  • 30. Commodity/Scenario Increased Investments East Asia and Pacific ‐4.9% Europe and Central Asia ‐5.1% Latin America and Caribbean ‐5.7% Middle East and North Africa  ‐3.4% South Asia ‐5.7% Sub‐Saharan Africa ‐7.6% Developed ‐5.6% Developing  ‐5.6% World  ‐5.6% Source: IFPRI IMPACT Model Changes in Cereal Crop Area Relative to Baseline, 2030
  • 31. Commodity/Scenario Increased Investment East Asia and Pacific 16% Europe and Central Asia ‐0.3% Latin America and Caribbean 2.4% Middle East and North Africa  17.5% South Asia 14.5% Sub‐Saharan Africa 11.0% Developed ‐6.5% Developing  10.4% World  4.9% Source: IFPRI IMPACT Model Changes in Production of Cereals Relative to Baseline, 2030
  • 32. Commodity/Scenario Increased Investment East Asia and Pacific 9.8% Europe and Central Asia 10.5% Latin America and Caribbean 8.6% Middle East and North Africa  9.2% South Asia 8.9% Sub‐Saharan Africa 9.1% Developed ‐2.0% Developing  9.4% World  6.0% Source: IFPRI IMPACT Model Changes in Production of Meat Relative to Baseline, 2030

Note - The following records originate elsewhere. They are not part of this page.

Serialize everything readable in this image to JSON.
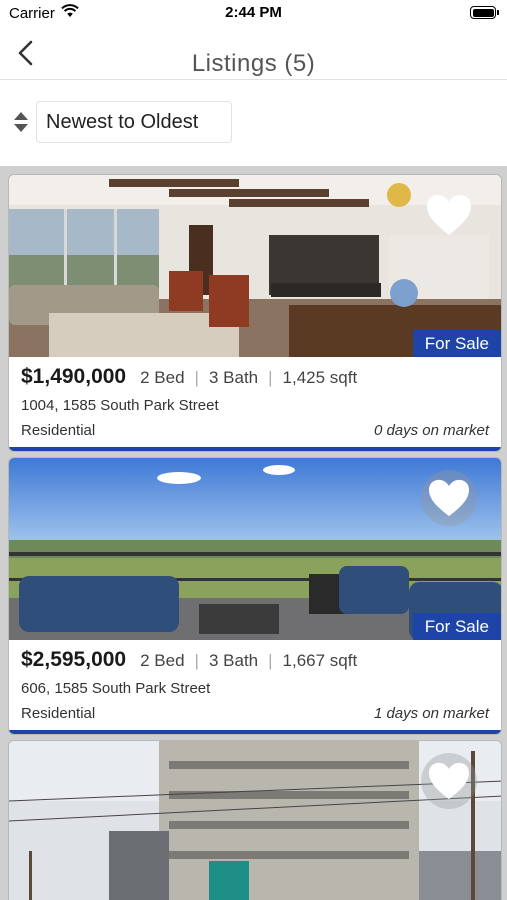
{
  "status": {
    "carrier": "Carrier",
    "time": "2:44 PM"
  },
  "nav": {
    "title": "Listings (5)"
  },
  "sort": {
    "selected": "Newest to Oldest"
  },
  "colors": {
    "accent": "#1e44a8"
  },
  "listings": [
    {
      "price": "$1,490,000",
      "beds": "2 Bed",
      "baths": "3 Bath",
      "sqft": "1,425 sqft",
      "address": "1004, 1585 South Park Street",
      "type": "Residential",
      "days": "0 days on market",
      "status": "For Sale"
    },
    {
      "price": "$2,595,000",
      "beds": "2 Bed",
      "baths": "3 Bath",
      "sqft": "1,667 sqft",
      "address": "606, 1585 South Park Street",
      "type": "Residential",
      "days": "1 days on market",
      "status": "For Sale"
    }
  ]
}
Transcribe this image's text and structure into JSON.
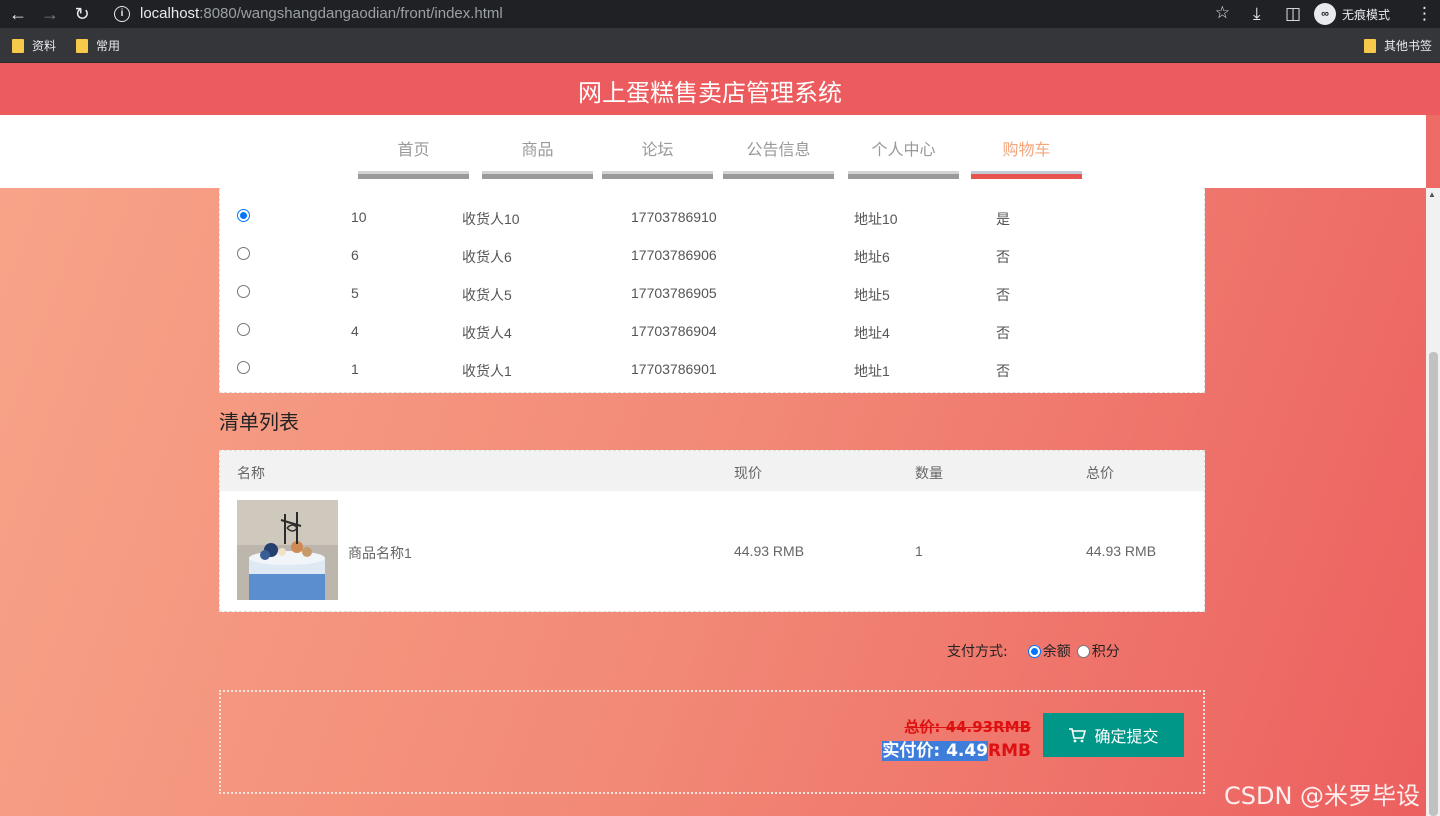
{
  "browser": {
    "url_host": "localhost",
    "url_path": ":8080/wangshangdangaodian/front/index.html",
    "incognito_label": "无痕模式",
    "bookmarks": [
      "资料",
      "常用"
    ],
    "other_bookmarks": "其他书签"
  },
  "site": {
    "title": "网上蛋糕售卖店管理系统",
    "nav": [
      "首页",
      "商品",
      "论坛",
      "公告信息",
      "个人中心",
      "购物车"
    ],
    "active_nav": "购物车"
  },
  "addresses": [
    {
      "id": "10",
      "name": "收货人10",
      "phone": "17703786910",
      "address": "地址10",
      "default": "是",
      "selected": true
    },
    {
      "id": "6",
      "name": "收货人6",
      "phone": "17703786906",
      "address": "地址6",
      "default": "否",
      "selected": false
    },
    {
      "id": "5",
      "name": "收货人5",
      "phone": "17703786905",
      "address": "地址5",
      "default": "否",
      "selected": false
    },
    {
      "id": "4",
      "name": "收货人4",
      "phone": "17703786904",
      "address": "地址4",
      "default": "否",
      "selected": false
    },
    {
      "id": "1",
      "name": "收货人1",
      "phone": "17703786901",
      "address": "地址1",
      "default": "否",
      "selected": false
    }
  ],
  "order_list": {
    "title": "清单列表",
    "headers": {
      "name": "名称",
      "price": "现价",
      "qty": "数量",
      "total": "总价"
    },
    "items": [
      {
        "name": "商品名称1",
        "price": "44.93 RMB",
        "qty": "1",
        "total": "44.93 RMB"
      }
    ]
  },
  "payment": {
    "label": "支付方式:",
    "options": [
      "余额",
      "积分"
    ],
    "selected": "余额"
  },
  "summary": {
    "total_label": "总价: 44.93RMB",
    "real_prefix": "实付价: 4.49",
    "real_suffix": "RMB",
    "submit_label": "确定提交"
  },
  "watermark": "CSDN @米罗毕设",
  "colors": {
    "header": "#ec5b5e",
    "accent": "#009688",
    "active_nav": "#f5a67d",
    "price_red": "#dd1111"
  }
}
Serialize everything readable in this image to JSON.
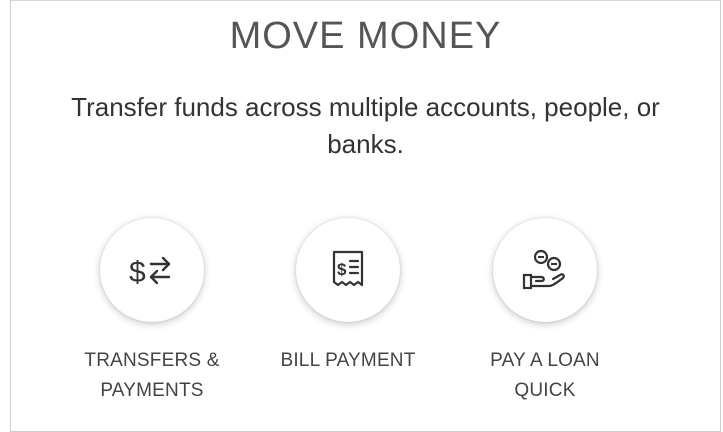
{
  "panel": {
    "title": "MOVE MONEY",
    "subtitle_line1": "Transfer funds across multiple accounts, people, or",
    "subtitle_line2": "banks."
  },
  "actions": [
    {
      "label_line1": "TRANSFERS &",
      "label_line2": "PAYMENTS",
      "icon": "dollar-transfer-icon"
    },
    {
      "label_line1": "BILL PAYMENT",
      "label_line2": "",
      "icon": "bill-receipt-icon"
    },
    {
      "label_line1": "PAY A LOAN",
      "label_line2": "QUICK",
      "icon": "hand-coins-icon"
    }
  ]
}
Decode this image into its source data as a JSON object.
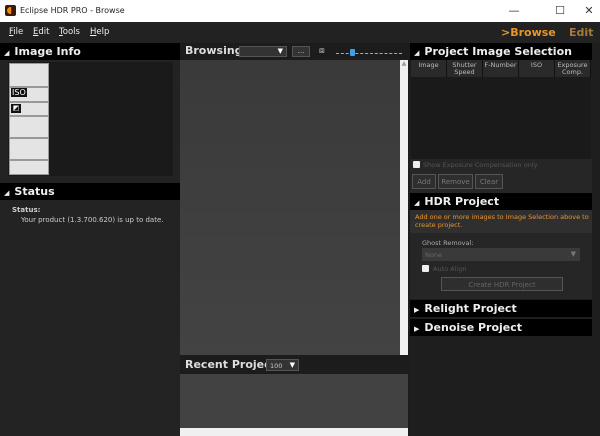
{
  "window": {
    "title": "Eclipse HDR PRO - Browse",
    "minimize": "—",
    "maximize": "☐",
    "close": "✕"
  },
  "menu": [
    {
      "label": "File",
      "u": "F",
      "rest": "ile"
    },
    {
      "label": "Edit",
      "u": "E",
      "rest": "dit"
    },
    {
      "label": "Tools",
      "u": "T",
      "rest": "ools"
    },
    {
      "label": "Help",
      "u": "H",
      "rest": "elp"
    }
  ],
  "modes": {
    "browse": ">Browse",
    "edit": "Edit"
  },
  "colors": {
    "accent": "#e8962a",
    "edit": "#a87a3a"
  },
  "image_info": {
    "title": "Image Info",
    "iso_label": "ISO",
    "exposure_icon": "exposure-comp-icon"
  },
  "status": {
    "title": "Status",
    "label": "Status:",
    "message": "Your product (1.3.700.620) is up to date."
  },
  "browsing": {
    "label": "Browsing:",
    "more": "...",
    "folder": ""
  },
  "recent": {
    "label": "Recent Projects:",
    "count": "100"
  },
  "selection": {
    "title": "Project Image Selection",
    "columns": [
      {
        "l1": "Image",
        "l2": ""
      },
      {
        "l1": "Shutter",
        "l2": "Speed"
      },
      {
        "l1": "F-Number",
        "l2": ""
      },
      {
        "l1": "ISO",
        "l2": ""
      },
      {
        "l1": "Exposure",
        "l2": "Comp."
      }
    ],
    "show_exposure": "Show Exposure Compensation only",
    "add": "Add",
    "remove": "Remove",
    "clear": "Clear"
  },
  "hdr": {
    "title": "HDR Project",
    "message": "Add one or more images to Image Selection above to create project.",
    "ghost_label": "Ghost Removal:",
    "ghost_value": "None",
    "auto_align": "Auto Align",
    "create": "Create HDR Project"
  },
  "relight": {
    "title": "Relight Project"
  },
  "denoise": {
    "title": "Denoise Project"
  }
}
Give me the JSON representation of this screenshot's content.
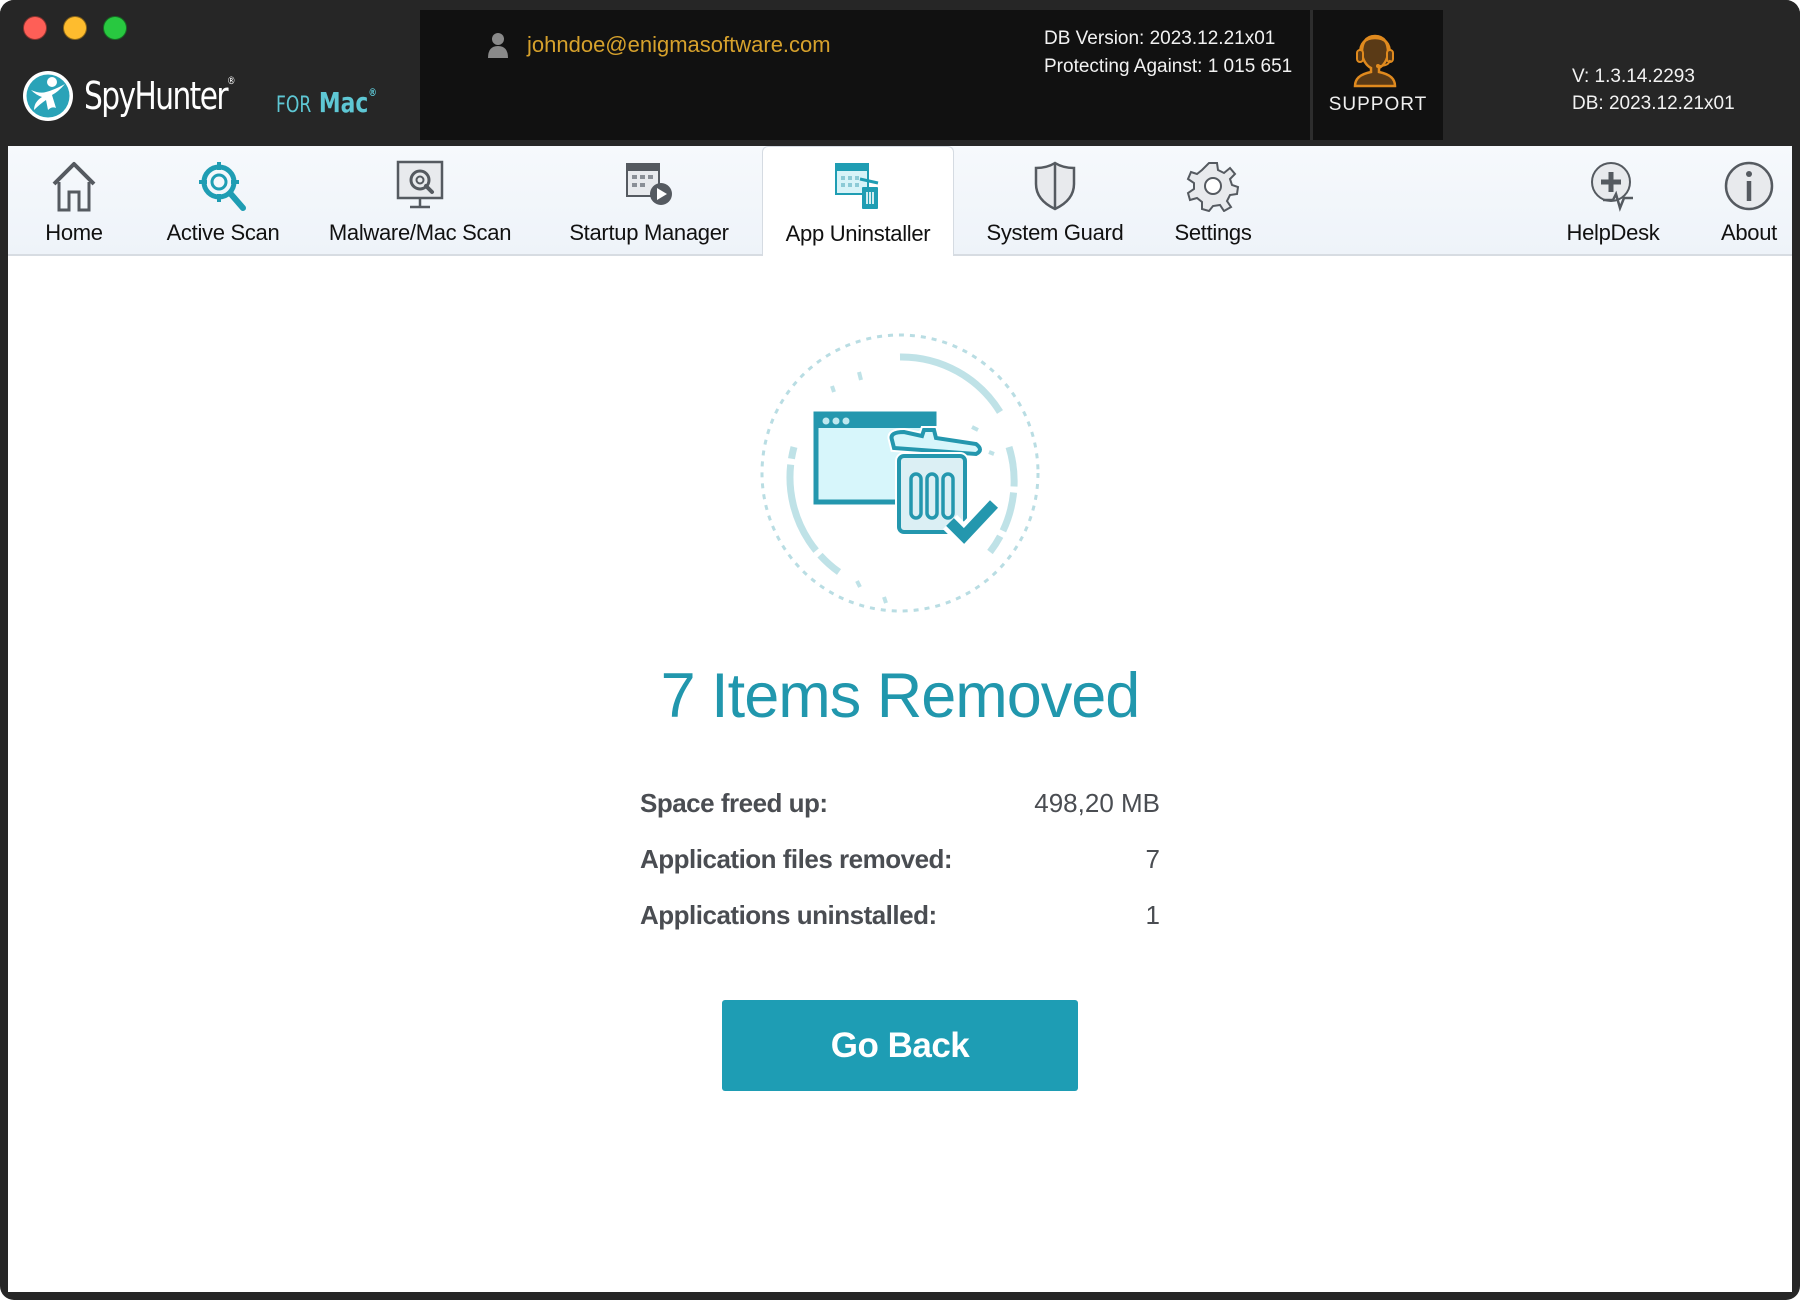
{
  "window": {
    "app_name": "SpyHunter",
    "app_suffix_for": "FOR",
    "app_suffix_platform": "Mac",
    "registered_mark": "®"
  },
  "header": {
    "user_email": "johndoe@enigmasoftware.com",
    "db_version": "DB Version: 2023.12.21x01",
    "protecting_against": "Protecting Against: 1 015 651",
    "support_label": "SUPPORT",
    "app_version": "V: 1.3.14.2293",
    "db_short": "DB:  2023.12.21x01"
  },
  "nav": {
    "items": [
      {
        "label": "Home",
        "icon": "home-icon"
      },
      {
        "label": "Active Scan",
        "icon": "active-scan-icon"
      },
      {
        "label": "Malware/Mac Scan",
        "icon": "malware-scan-icon"
      },
      {
        "label": "Startup Manager",
        "icon": "startup-manager-icon"
      },
      {
        "label": "App Uninstaller",
        "icon": "app-uninstaller-icon",
        "active": true
      },
      {
        "label": "System Guard",
        "icon": "shield-icon"
      },
      {
        "label": "Settings",
        "icon": "gear-icon"
      },
      {
        "label": "HelpDesk",
        "icon": "helpdesk-icon"
      },
      {
        "label": "About",
        "icon": "info-icon"
      }
    ]
  },
  "result": {
    "title": "7 Items Removed",
    "stats": [
      {
        "label": "Space freed up:",
        "value": "498,20 MB"
      },
      {
        "label": "Application files removed:",
        "value": "7"
      },
      {
        "label": "Applications uninstalled:",
        "value": "1"
      }
    ],
    "go_back_label": "Go Back"
  },
  "colors": {
    "accent": "#1e9db4",
    "title": "#2197ad",
    "email": "#d6a12c",
    "support_icon": "#e08a1e",
    "titlebar": "#262626"
  }
}
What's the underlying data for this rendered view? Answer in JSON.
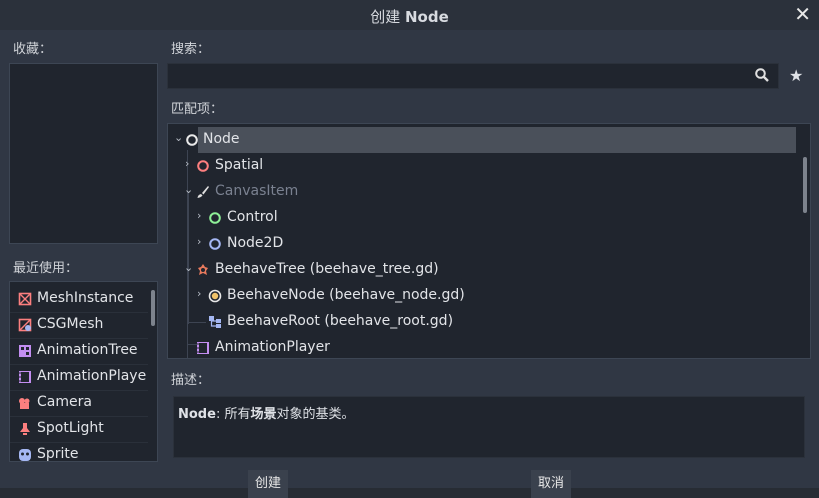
{
  "dialog": {
    "title_prefix": "创建 ",
    "title_bold": "Node",
    "close_label": "✕"
  },
  "favorites": {
    "label": "收藏："
  },
  "recent": {
    "label": "最近使用：",
    "items": [
      {
        "label": "MeshInstance",
        "icon": "mesh-instance-icon"
      },
      {
        "label": "CSGMesh",
        "icon": "csg-mesh-icon"
      },
      {
        "label": "AnimationTree",
        "icon": "animation-tree-icon"
      },
      {
        "label": "AnimationPlaye",
        "icon": "animation-player-icon"
      },
      {
        "label": "Camera",
        "icon": "camera-icon"
      },
      {
        "label": "SpotLight",
        "icon": "spotlight-icon"
      },
      {
        "label": "Sprite",
        "icon": "sprite-icon"
      }
    ]
  },
  "search": {
    "label": "搜索：",
    "value": "",
    "placeholder": ""
  },
  "matches": {
    "label": "匹配项：",
    "tree": [
      {
        "label": "Node",
        "icon": "node-circle-icon",
        "expanded": true,
        "selected": true
      },
      {
        "label": "Spatial",
        "icon": "spatial-circle-icon",
        "expanded": false
      },
      {
        "label": "CanvasItem",
        "icon": "brush-icon",
        "expanded": true,
        "disabled": true
      },
      {
        "label": "Control",
        "icon": "control-circle-icon",
        "expanded": false
      },
      {
        "label": "Node2D",
        "icon": "node2d-circle-icon",
        "expanded": false
      },
      {
        "label": "BeehaveTree (beehave_tree.gd)",
        "icon": "beehave-tree-icon",
        "expanded": true
      },
      {
        "label": "BeehaveNode (beehave_node.gd)",
        "icon": "beehave-node-icon",
        "expanded": false
      },
      {
        "label": "BeehaveRoot (beehave_root.gd)",
        "icon": "beehave-root-icon"
      },
      {
        "label": "AnimationPlayer",
        "icon": "animation-player-icon"
      }
    ]
  },
  "description": {
    "label": "描述：",
    "name_bold": "Node",
    "sep": ": 所有",
    "highlight": "场景",
    "rest": "对象的基类。"
  },
  "buttons": {
    "create": "创建",
    "cancel": "取消"
  },
  "colors": {
    "background": "#303744",
    "panel": "#20252e",
    "selection": "#4a505a",
    "node_icon": "#e8e8e8",
    "spatial_icon": "#fc7f7f",
    "control_icon": "#8eef97",
    "node2d_icon": "#a5b7f3"
  }
}
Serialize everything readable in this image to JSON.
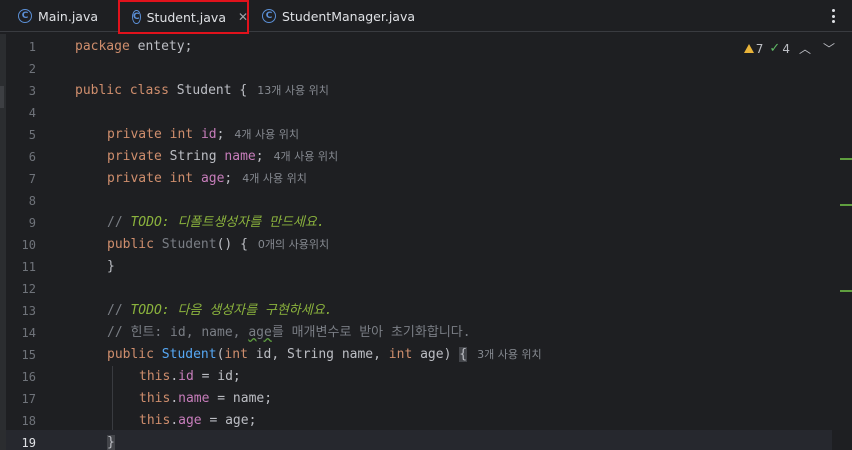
{
  "tabs": [
    {
      "label": "Main.java",
      "icon": "java-main-class-icon",
      "active": false
    },
    {
      "label": "Student.java",
      "icon": "java-class-icon",
      "active": true
    },
    {
      "label": "StudentManager.java",
      "icon": "java-class-icon",
      "active": false
    }
  ],
  "inspections": {
    "warnings": "7",
    "weak_warnings": "4"
  },
  "line_numbers": [
    "1",
    "2",
    "3",
    "4",
    "5",
    "6",
    "7",
    "8",
    "9",
    "10",
    "11",
    "12",
    "13",
    "14",
    "15",
    "16",
    "17",
    "18",
    "19"
  ],
  "current_line": "19",
  "code": {
    "l1_kw": "package",
    "l1_rest": " entety;",
    "l3_kw1": "public",
    "l3_kw2": "class",
    "l3_rest": " Student {",
    "l3_hint": "13개 사용 위치",
    "l5_kw": "private",
    "l5_type": "int",
    "l5_name": "id",
    "l5_semi": ";",
    "l5_hint": "4개 사용 위치",
    "l6_kw": "private",
    "l6_type": " String ",
    "l6_name": "name",
    "l6_semi": ";",
    "l6_hint": "4개 사용 위치",
    "l7_kw": "private",
    "l7_type": "int",
    "l7_name": "age",
    "l7_semi": ";",
    "l7_hint": "4개 사용 위치",
    "l9_cmt": "// ",
    "l9_todo": "TODO: 디폴트생성자를 만드세요.",
    "l10_kw": "public",
    "l10_name": "Student",
    "l10_rest": "() {",
    "l10_hint": "0개의 사용위치",
    "l11": "}",
    "l13_cmt": "// ",
    "l13_todo": "TODO: 다음 생성자를 구현하세요.",
    "l14_a": "// 힌트: id, name, ",
    "l14_sq": "age",
    "l14_b": "를 매개변수로 받아 초기화합니다.",
    "l15_kw": "public",
    "l15_name": "Student",
    "l15_p1": "(",
    "l15_t1": "int",
    "l15_p2": " id, String name, ",
    "l15_t2": "int",
    "l15_p3": " age) ",
    "l15_brace": "{",
    "l15_hint": "3개 사용 위치",
    "l16_this": "this",
    "l16_dot": ".",
    "l16_fld": "id",
    "l16_rest": " = id;",
    "l17_this": "this",
    "l17_dot": ".",
    "l17_fld": "name",
    "l17_rest": " = name;",
    "l18_this": "this",
    "l18_dot": ".",
    "l18_fld": "age",
    "l18_rest": " = age;",
    "l19": "}"
  },
  "colors": {
    "keyword": "#cf8e6d",
    "field": "#c77dbb",
    "function": "#56a8f5",
    "todo": "#8bb33d",
    "accent": "#3574f0",
    "highlight_box": "#e0121c"
  }
}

  • 33. Commodity/Scenario Increased Investment East Asia and Pacific 5.0% Europe and Central Asia 3.0% Latin America and Caribbean 3.1% Middle East and North Africa  2.8% South Asia 5.4% Sub‐Saharan Africa 6.0% Developed 4.0% Developing  4.8% World  4.7% Source: IFPRI IMPACT Model Changes in Consumption of Cereals Relative to Baseline, 2030
  • 34. Commodity/Scenario Increased Investment East Asia and Pacific 5.4% Europe and Central Asia 5.8% Latin America and Caribbean 7.8% Middle East and North Africa  6.5% South Asia 7.8% Sub‐Saharan Africa 8.9% Developed 5.0% Developing  6.4% World  6.0% Source: IFPRI IMPACT Model Changes in Consumption of Meat Relative to Baseline, 2030
  • 35. Commodity/Scenario Increased Investments East Asia and Pacific ‐16.5% Europe and Central Asia ‐8.8% Latin America and Caribbean ‐10.2% Middle East and North Africa  ‐11.6% South Asia ‐4.2% Sub‐Saharan Africa ‐7.8% Developed ‐5.6% Developing  ‐7.1% World  ‐6.9% Source: IFPRI IMPACT Model Impact on Number of Malnourished Children  Relative to Baseline, 2030
  • 36. Commodity/Scenario Increased Investments East Asia and Pacific ‐13.4% Europe and Central Asia ‐2.8% Latin America and Caribbean ‐30.6% Middle East and North Africa  ‐11.7% South Asia ‐32.2% Sub‐Saharan Africa ‐27.3% Developed ‐7.0% Developing  ‐26.0% World  ‐24.9% Source: IFPRI IMPACT Model Impact on Population at Risk of Hunger  Relative to Baseline, 2030
  • 37. Conclusions and Policy  Implications
  • 38. Conclusions  Doubling of public investment in agricultural  R&D by 2020: direct positive effects on crop  yields  Indirect impacts on prices, crop area,   production, food consumption and food security   World prices of major commodities decline  relative to baseline   Significant improvements in food security  indicators ‐ number of malnourished children  and population at risk of hunger